moral vs mathematical intuitions

To evaluate the theoretical argument we have considered, due to Sinnott-Armstrong et al, 2010, I want to compare moral with mathematical intuitions (ie. unreflective judgements)
consider an analogy

What do adult humans compute that enables their unreflective judgements to track mathematical attributes?

1. Mathematical attributes are inaccessible.

2. Unreflective mathematical judgements are (often enough) fast.

3. Computing inaccessible attributes is slow.

Therefore:

4. Making unreflective mathematical judgements does not involve computing mathematical attributes.

Now you might initially be persuaded by this argument. Looking for an accessible attribute, you might hit on luminance or some other low-level, visual property of the stimulus ...
Example involving a mathematic intuition: which box contains more discs?

luminance?

The problem is, luminance is controlled for. As are all low-level visual properties. Further, mathematical intuitions appear to be amodal. So the chances of finding an accessible attribute look very low.
consider an analogy

What do adult humans compute that enables their unreflective judgements to track mathematical attributes?

1. Mathematical attributes are inaccessible.

2. Unreflective mathematical judgements are (often enough) fast.

3. Computing inaccessible attributes is slow.

Therefore:

4. Making unreflective mathematical judgements does not involve computing mathematical attributes.

I think something has clearly gone wrong with this argument. But which claim should we reject?
If you think about how accessibility is defined (see handout), these aren’t really different claims.

also: compare linguistic intuitions

[1] He is a waffling fatberg of lies.

[2]* A waffling fatberg lies of he is.
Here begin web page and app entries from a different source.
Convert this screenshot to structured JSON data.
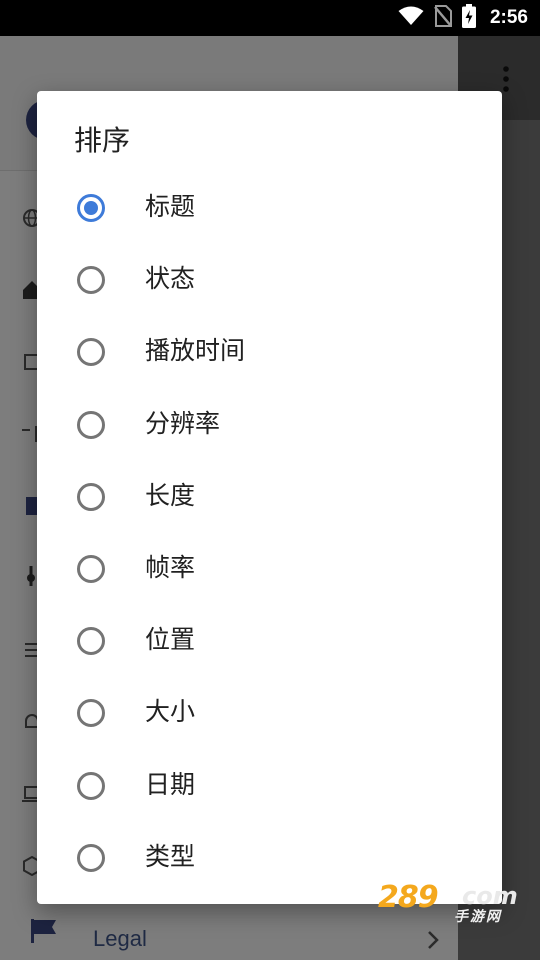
{
  "status_bar": {
    "time": "2:56",
    "icons": [
      "wifi-icon",
      "no-sim-icon",
      "battery-charging-icon"
    ]
  },
  "background": {
    "legal_label": "Legal",
    "icons": [
      "globe-icon",
      "home-icon",
      "crop-icon",
      "stream-icon",
      "folder-icon",
      "equalizer-icon",
      "menu-icon",
      "bell-icon",
      "laptop-icon",
      "hexagon-icon",
      "flag-icon",
      "chevron-right-icon",
      "overflow-menu-icon"
    ]
  },
  "watermark": {
    "brand": "289",
    "domain": "com",
    "subtitle": "手游网"
  },
  "dialog": {
    "title": "排序",
    "selected_index": 0,
    "options": [
      {
        "label": "标题"
      },
      {
        "label": "状态"
      },
      {
        "label": "播放时间"
      },
      {
        "label": "分辨率"
      },
      {
        "label": "长度"
      },
      {
        "label": "帧率"
      },
      {
        "label": "位置"
      },
      {
        "label": "大小"
      },
      {
        "label": "日期"
      },
      {
        "label": "类型"
      }
    ]
  },
  "colors": {
    "accent": "#3e7bd9",
    "radio_unchecked": "#757575",
    "scrim_panel": "#7d7d7d",
    "status_bar": "#000000"
  }
}
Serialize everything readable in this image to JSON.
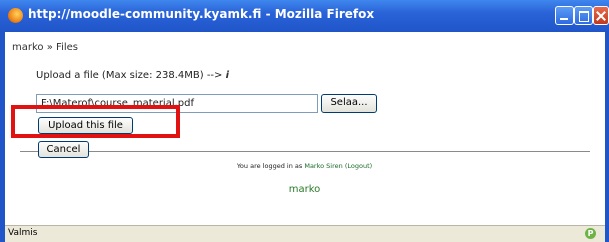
{
  "window": {
    "title": "http://moodle-community.kyamk.fi - Mozilla Firefox"
  },
  "breadcrumb": {
    "home": "marko",
    "separator": "»",
    "current": "Files"
  },
  "upload": {
    "label": "Upload a file (Max size: 238.4MB) -->",
    "help_symbol": "i",
    "file_value": "F:\\Materof\\course_material.pdf",
    "browse_label": "Selaa...",
    "submit_label": "Upload this file",
    "cancel_label": "Cancel"
  },
  "footer": {
    "login_prefix": "You are logged in as",
    "user_name": "Marko Siren",
    "logout_label": "(Logout)",
    "user_link": "marko"
  },
  "status": {
    "text": "Valmis",
    "icon": "p-icon"
  },
  "colors": {
    "titlebar": "#2a63d8",
    "highlight": "#e01212",
    "link_green": "#2a7a2a"
  }
}
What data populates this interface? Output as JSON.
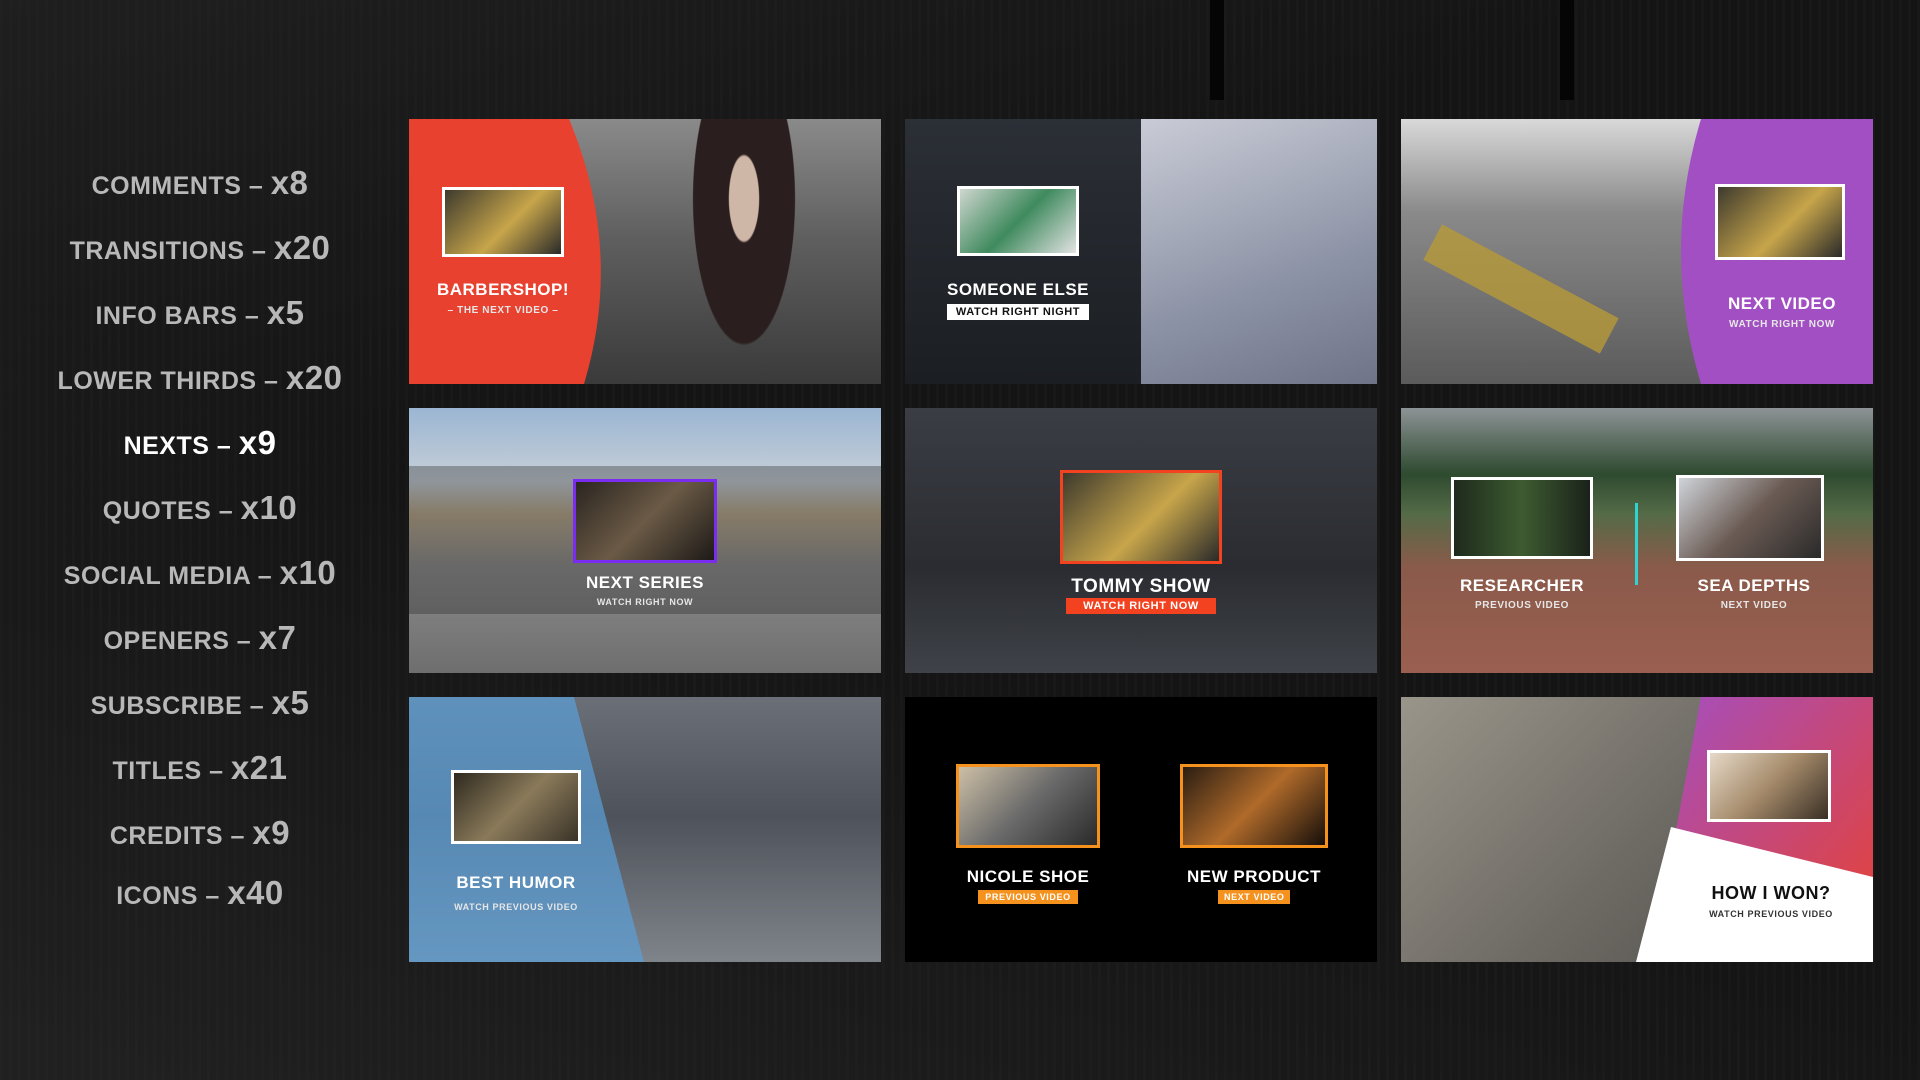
{
  "menu": {
    "items": [
      {
        "label": "COMMENTS – ",
        "count": "x8"
      },
      {
        "label": "TRANSITIONS – ",
        "count": "x20"
      },
      {
        "label": "INFO BARS – ",
        "count": "x5"
      },
      {
        "label": "LOWER THIRDS – ",
        "count": "x20"
      },
      {
        "label": "NEXTS – ",
        "count": "x9"
      },
      {
        "label": "QUOTES – ",
        "count": "x10"
      },
      {
        "label": "SOCIAL MEDIA – ",
        "count": "x10"
      },
      {
        "label": "OPENERS – ",
        "count": "x7"
      },
      {
        "label": "SUBSCRIBE – ",
        "count": "x5"
      },
      {
        "label": "TITLES – ",
        "count": "x21"
      },
      {
        "label": "CREDITS – ",
        "count": "x9"
      },
      {
        "label": "ICONS – ",
        "count": "x40"
      }
    ],
    "active_index": 4
  },
  "cards": [
    {
      "title": "BARBERSHOP!",
      "subtitle": "– THE NEXT VIDEO –",
      "accent": "#e8412f"
    },
    {
      "title": "SOMEONE ELSE",
      "subtitle": "WATCH RIGHT NIGHT",
      "accent": "#ffffff"
    },
    {
      "title": "NEXT VIDEO",
      "subtitle": "WATCH RIGHT NOW",
      "accent": "#a24fc4"
    },
    {
      "title": "NEXT SERIES",
      "subtitle": "WATCH RIGHT NOW",
      "accent": "#7a2cf0"
    },
    {
      "title": "TOMMY SHOW",
      "subtitle": "WATCH RIGHT NOW",
      "accent": "#f2421f"
    },
    {
      "title_left": "RESEARCHER",
      "subtitle_left": "PREVIOUS VIDEO",
      "title_right": "SEA DEPTHS",
      "subtitle_right": "NEXT VIDEO",
      "accent": "#2fd3d0"
    },
    {
      "title": "BEST HUMOR",
      "subtitle": "WATCH PREVIOUS VIDEO",
      "accent": "#5aa0d8"
    },
    {
      "title_left": "NICOLE SHOE",
      "subtitle_left": "PREVIOUS VIDEO",
      "title_right": "NEW PRODUCT",
      "subtitle_right": "NEXT VIDEO",
      "accent": "#f5921e"
    },
    {
      "title": "HOW I WON?",
      "subtitle": "WATCH PREVIOUS VIDEO",
      "accent": "#d9334f"
    }
  ]
}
To conclude. We haven’t shown that Sinnott-Armstrong et al (2010)’s view is wrong, but we have shown that it can’t be defended on their narrowly theoretical considerations.

Do moral intuitions rely on the affect heuristic?

theoretical arguments limited;

evidence needed

But what evidence could bear on the issue?

Because evidence is needed, we need to consider what kind of evidence there coud be. To this end, we need to think more carefully about other cases in which reliance on the affect heuristic has been experimentally established ...